"Countless experts from across the political spectrum recognize the type of plan McSally laid out to be privatization," Stone said via email. "In fact, the nonpartisan AARP not only called that type of proposal privatization, but even said that such a plan would undermine the financial stability of the Social Security system. It's unfortunate for KVOA viewers that the station has chosen to deny them the opportunity to learn more about Martha McSally's record."
CD 1: BULLSHIT WATCH
The National Republican Congressional Committee released a poll this week showing Republican Jonathan Paton with a 5-percentage-point lead over Democrat Ann Kirkpatrick in Congressional District 1.
The survey, which was done via robocall, showed Paton with the support of 50 percent of voters, and Kirkpatrick with the support of 45 percent in the sprawling district that includes Oro Valley, Marana, Eastern Arizona, Flagstaff and the Navajo reservation.
Team Kirkpatrick dismissed the poll results.
"This is a useless partisan push poll," said Kirkpatrick campaign manager Carmen Gallus via email. "We challenge Paton and the NRCC to release the full questionnaire and crosstabs."
NRCC spokesman Daniel Scarpinato said the organization would not be releasing the full crosstabs, but insisted the poll was legitimate.
"We set out to conduct an accurate, objective poll of the district to see where the candidates stand, which is reflective in the sampling and questions," Scarpinato said. "The only one to blame for Ann Kirkpatrick's lack of support from voters is Ann Kirkpatrick."
While the NRCC was rolling out its poll, Team Kirkpatrick rolled out the endorsement of former state lawmaker Pete Hershberger.
Hershberger, a Republican who worked with both Paton and Kirkpatrick when all three of them served together at the Arizona Legislature, called Kirkpatrick "a common-sense leader who looks at both sides of the issues and involves all the stakeholders."

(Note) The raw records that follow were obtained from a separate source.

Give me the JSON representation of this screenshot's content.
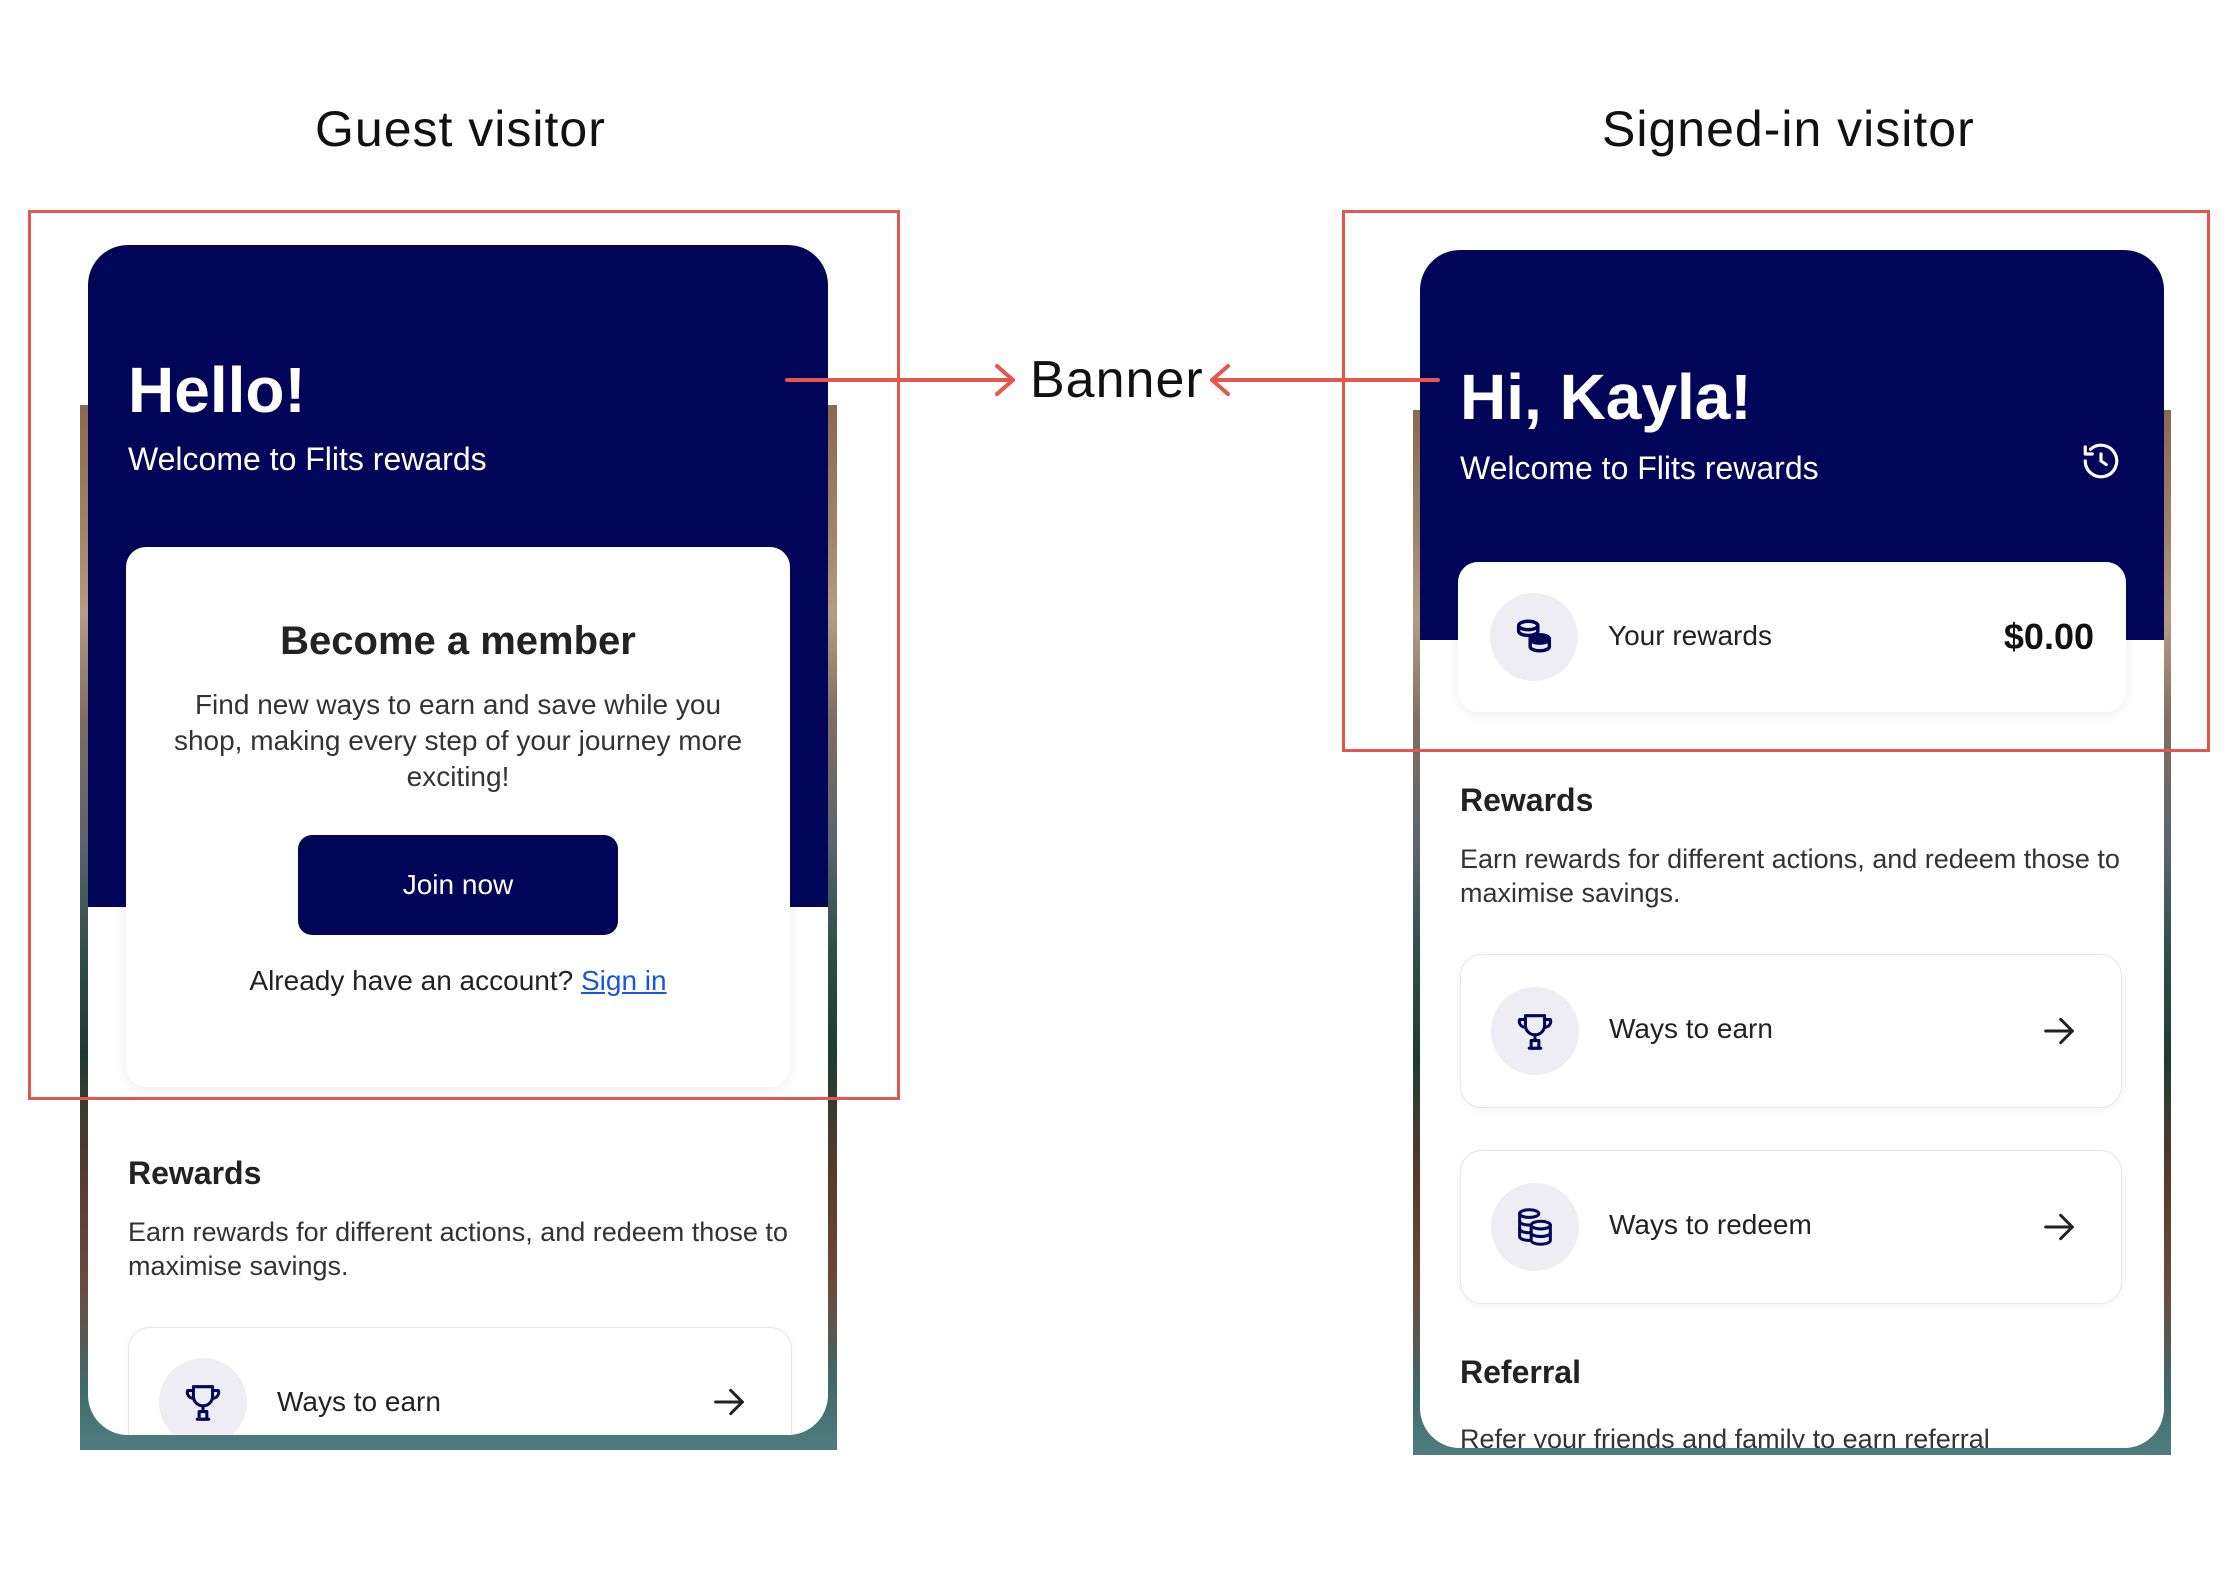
{
  "captions": {
    "guest": "Guest visitor",
    "signed_in": "Signed-in visitor",
    "banner": "Banner"
  },
  "colors": {
    "navy": "#020659",
    "annotation_red": "#e4574c",
    "link_blue": "#1a56db",
    "icon_bg": "#ededf3"
  },
  "guest": {
    "greeting": "Hello!",
    "welcome": "Welcome to Flits rewards",
    "member_card": {
      "title": "Become a member",
      "description": "Find new ways to earn and save while you shop, making every step of your journey more exciting!",
      "join_label": "Join now",
      "account_prompt": "Already have an account?",
      "signin_label": "Sign in"
    },
    "rewards": {
      "title": "Rewards",
      "description": "Earn rewards for different actions, and redeem those to maximise savings."
    },
    "rows": [
      {
        "label": "Ways to earn",
        "icon": "trophy-icon"
      }
    ]
  },
  "signed_in": {
    "greeting": "Hi, Kayla!",
    "welcome": "Welcome to Flits rewards",
    "history_icon": "history-icon",
    "rewards_card": {
      "label": "Your rewards",
      "amount": "$0.00",
      "icon": "coins-icon"
    },
    "rewards": {
      "title": "Rewards",
      "description": "Earn rewards for different actions, and redeem those to maximise savings."
    },
    "rows": [
      {
        "label": "Ways to earn",
        "icon": "trophy-icon"
      },
      {
        "label": "Ways to redeem",
        "icon": "coin-stack-icon"
      }
    ],
    "referral": {
      "title": "Referral",
      "description": "Refer your friends and family to earn referral"
    }
  }
}
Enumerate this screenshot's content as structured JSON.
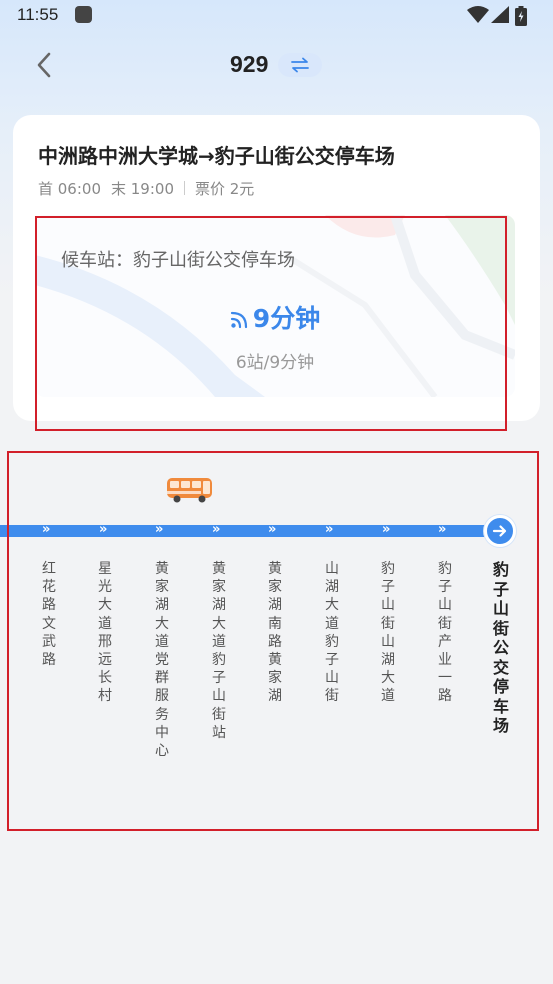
{
  "status_bar": {
    "time": "11:55"
  },
  "nav": {
    "route_number": "929"
  },
  "card": {
    "title": "中洲路中洲大学城→豹子山街公交停车场",
    "first_bus": "首 06:00",
    "last_bus": "末 19:00",
    "fare": "票价 2元",
    "wait_station": "候车站：豹子山街公交停车场",
    "eta": "9分钟",
    "eta_detail": "6站/9分钟"
  },
  "colors": {
    "accent": "#3f8ced",
    "highlight": "#d21f2a",
    "eta_text": "#3b87ea"
  },
  "icons": [
    "signal-bars-icon",
    "wifi-icon",
    "battery-icon",
    "back-chevron-icon",
    "swap-icon",
    "realtime-signal-icon",
    "bus-icon",
    "arrow-right-icon"
  ],
  "stops": [
    {
      "name": "红花路文武路"
    },
    {
      "name": "星光大道邢远长村"
    },
    {
      "name": "黄家湖大道党群服务中心"
    },
    {
      "name": "黄家湖大道豹子山街站"
    },
    {
      "name": "黄家湖南路黄家湖"
    },
    {
      "name": "山湖大道豹子山街"
    },
    {
      "name": "豹子山街山湖大道"
    },
    {
      "name": "豹子山街产业一路"
    },
    {
      "name": "豹子山街公交停车场",
      "current": true
    }
  ]
}
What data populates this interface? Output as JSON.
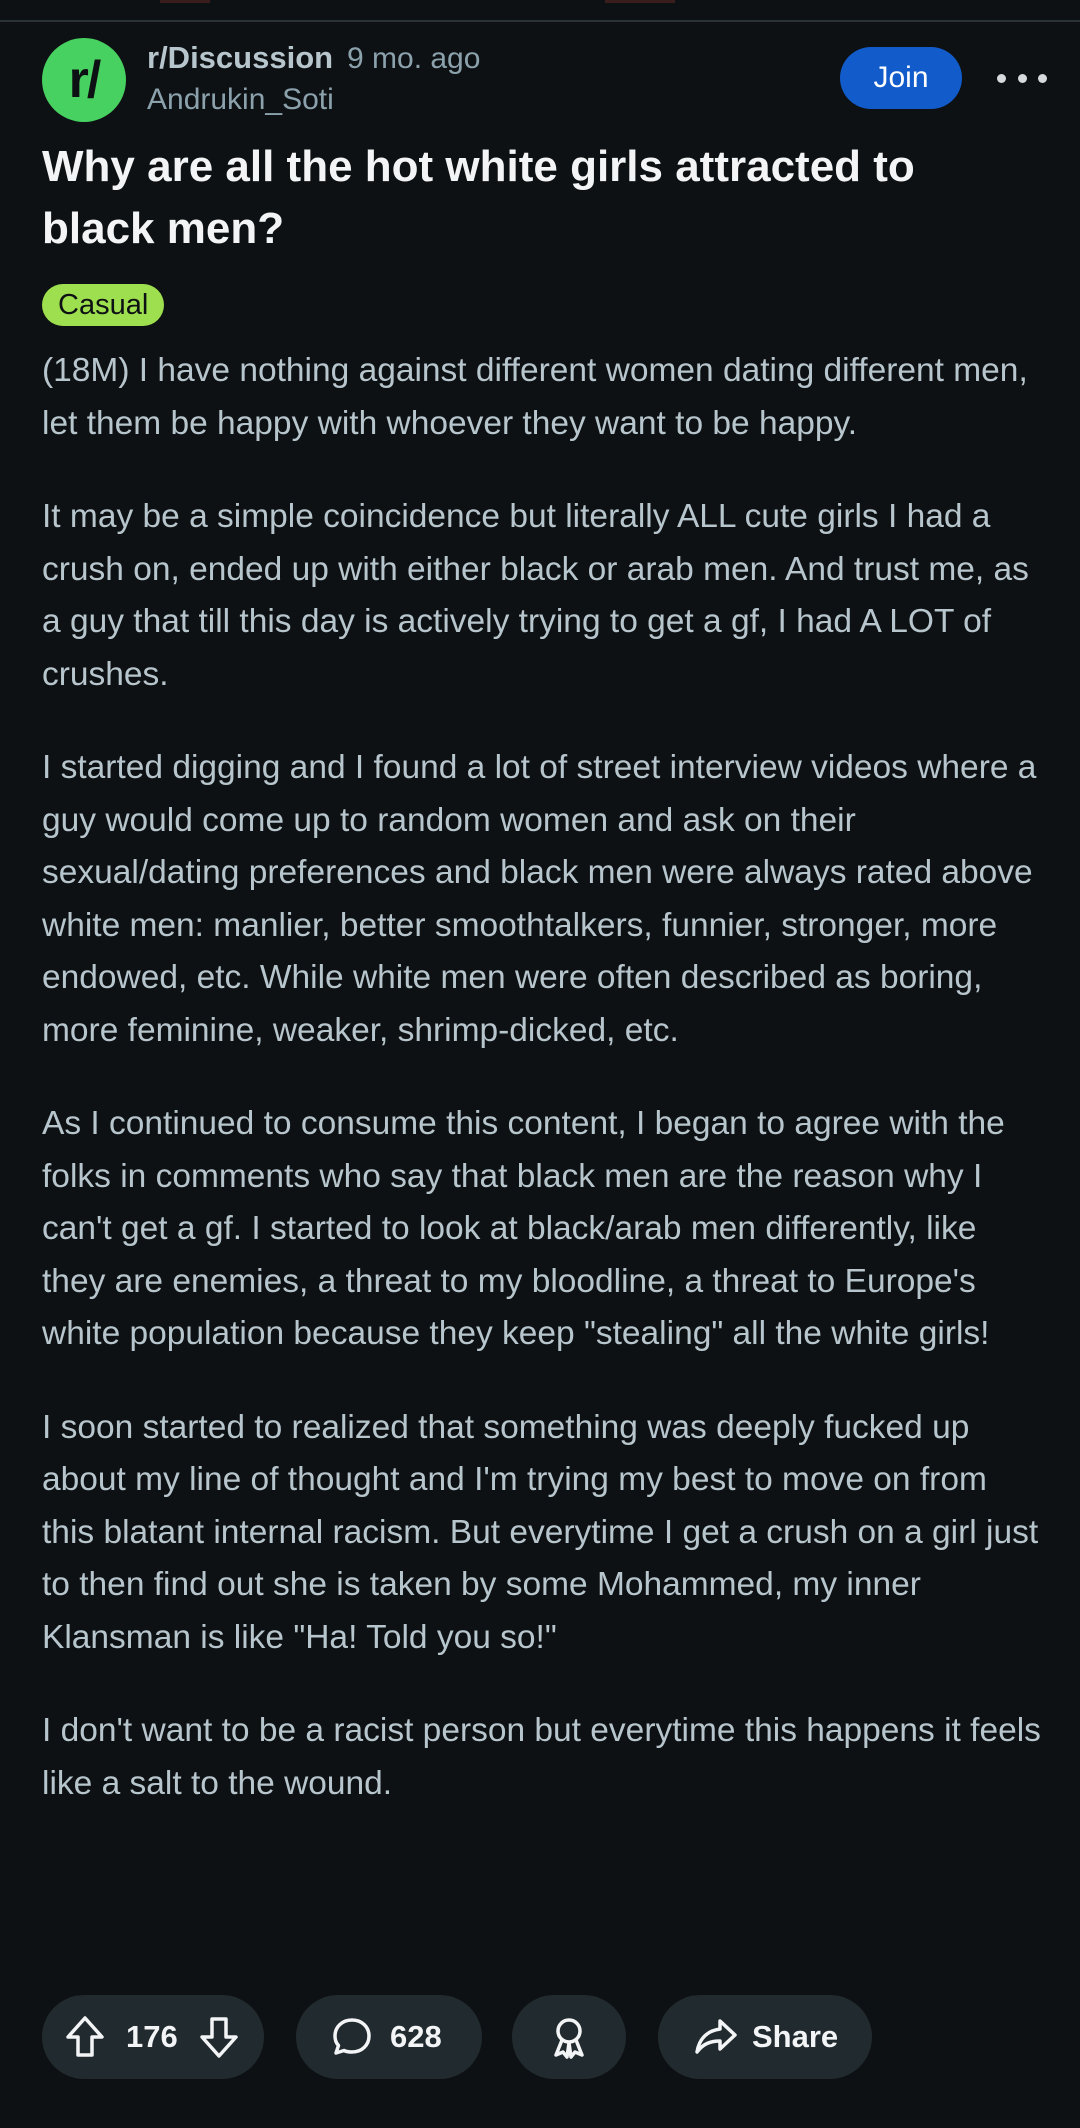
{
  "post": {
    "subreddit": "r/Discussion",
    "avatar_text": "r/",
    "time_ago": "9 mo. ago",
    "author": "Andrukin_Soti",
    "join_label": "Join",
    "title": "Why are all the hot white girls attracted to black men?",
    "flair": "Casual",
    "paragraphs": [
      "(18M) I have nothing against different women dating different men, let them be happy with whoever they want to be happy.",
      "It may be a simple coincidence but literally ALL cute girls I had a crush on, ended up with either black or arab men. And trust me, as a guy that till this day is actively trying to get a gf, I had A LOT of crushes.",
      "I started digging and I found a lot of street interview videos where a guy would come up to random women and ask on their sexual/dating preferences and black men were always rated above white men: manlier, better smoothtalkers, funnier, stronger, more endowed, etc. While white men were often described as boring, more feminine, weaker, shrimp-dicked, etc.",
      "As I continued to consume this content, I began to agree with the folks in comments who say that black men are the reason why I can't get a gf. I started to look at black/arab men differently, like they are enemies, a threat to my bloodline, a threat to Europe's white population because they keep \"stealing\" all the white girls!",
      "I soon started to realized that something was deeply fucked up about my line of thought and I'm trying my best to move on from this blatant internal racism. But everytime I get a crush on a girl just to then find out she is taken by some Mohammed, my inner Klansman is like \"Ha! Told you so!\"",
      "I don't want to be a racist person but everytime this happens it feels like a salt to the wound."
    ]
  },
  "actions": {
    "score": "176",
    "comments": "628",
    "share_label": "Share"
  },
  "colors": {
    "background": "#0e1113",
    "avatar": "#46d160",
    "join": "#115bca",
    "flair": "#9ddf4e",
    "pill": "#212a2e"
  },
  "icons": [
    "upvote-icon",
    "downvote-icon",
    "comment-icon",
    "award-icon",
    "share-icon",
    "more-icon"
  ]
}
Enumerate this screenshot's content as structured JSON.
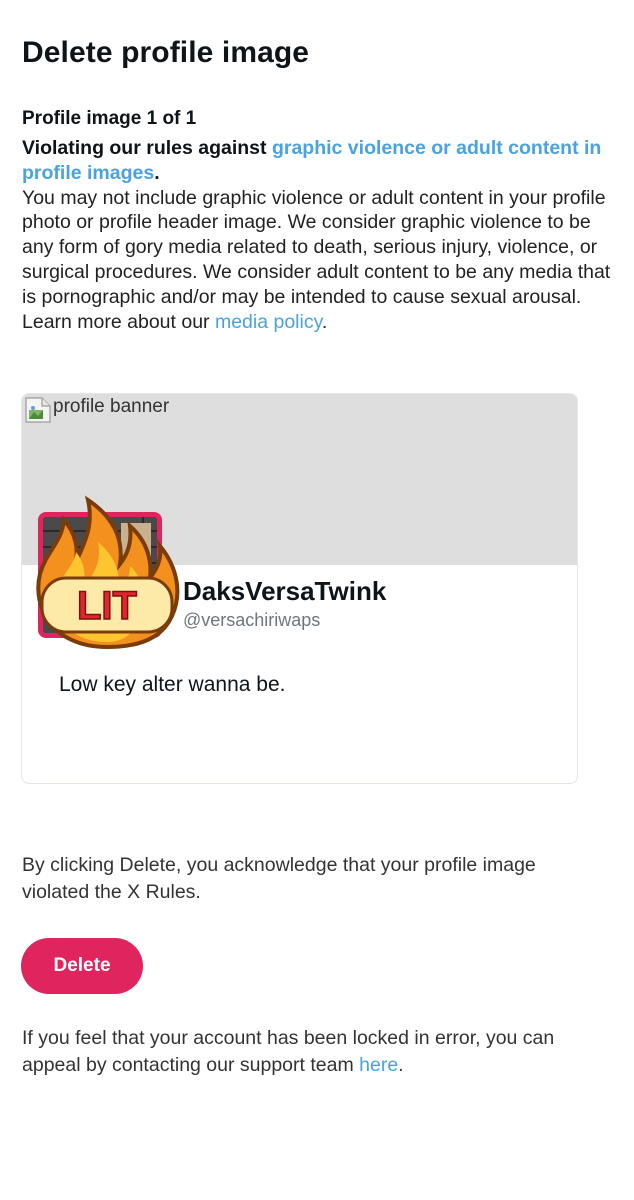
{
  "page": {
    "title": "Delete profile image",
    "counter": "Profile image 1 of 1"
  },
  "rule": {
    "heading_prefix": "Violating our rules against ",
    "heading_link": "graphic violence or adult content in profile images",
    "heading_suffix": ".",
    "body": "You may not include graphic violence or adult content in your profile photo or profile header image. We consider graphic violence to be any form of gory media related to death, serious injury, violence, or surgical procedures. We consider adult content to be any media that is pornographic and/or may be intended to cause sexual arousal. Learn more about our ",
    "body_link": "media policy",
    "body_suffix": "."
  },
  "profile_card": {
    "banner_alt": "profile banner",
    "badge_text": "LIT",
    "display_name": "DaksVersaTwink",
    "handle": "@versachiriwaps",
    "bio": "Low key alter wanna be."
  },
  "acknowledgement": "By clicking Delete, you acknowledge that your profile image violated the X Rules.",
  "delete_button": "Delete",
  "appeal": {
    "text": "If you feel that your account has been locked in error, you can appeal by contacting our support team ",
    "link": "here",
    "suffix": "."
  },
  "colors": {
    "accent_link": "#4aa3df",
    "delete_button": "#e0245e",
    "banner_bg": "#dedede"
  },
  "icons": [
    "broken-image-icon",
    "lit-fire-emoji-icon"
  ]
}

"Unlike her opponent, Ann is not focused on partisan games or rigid ideology," Hershberger said in a statement. "She's the kind of person we need representing our region and our state."
Kirkpatrick also unveiled a TV ad accusing Paton of wasting more than $200 million while serving on the Rio Nuevo Board.
The narrator in the ad says that Paton "served on the Rio Nuevo board and wasted $200 million of taxpayers' money. Now it's under criminal investigation and could cost us another $72 million."
Rio Nuevo has a long and troubled history, but if you want to claim that $200 million was wasted, you have to admit that the money was wasted when the city of Tucson and the original Rio Nuevo board were in charge of the downtown revitalization project. Paton called for audits of that very spending while serving in the Arizona Legislature, and he pushed to see a new board formed that stripped control from the city of Tucson.
By the time Paton joined the new Rio Nuevo board in 2010, the Rio Nuevo board members had stopped spending money on almost anything besides audits and attorneys.
Regarding the criminal investigation: It's our understanding that the FBI has been assisting the Arizona Attorney General's Office with looking into what happened with spending before the new board was created. That investigation has dragged on a long time without any criminal charges being filed. The charge that Paton's activities are under criminal investigation doesn't stand up to scrutiny.
You can be critical of the reformed Rio Nuevo board that Paton joined for filing lawsuits instead of pushing forward with repairs to the Tucson Convention Center, but accusing him of being part of a group that may have wasted hundreds of millions of dollars is simply false.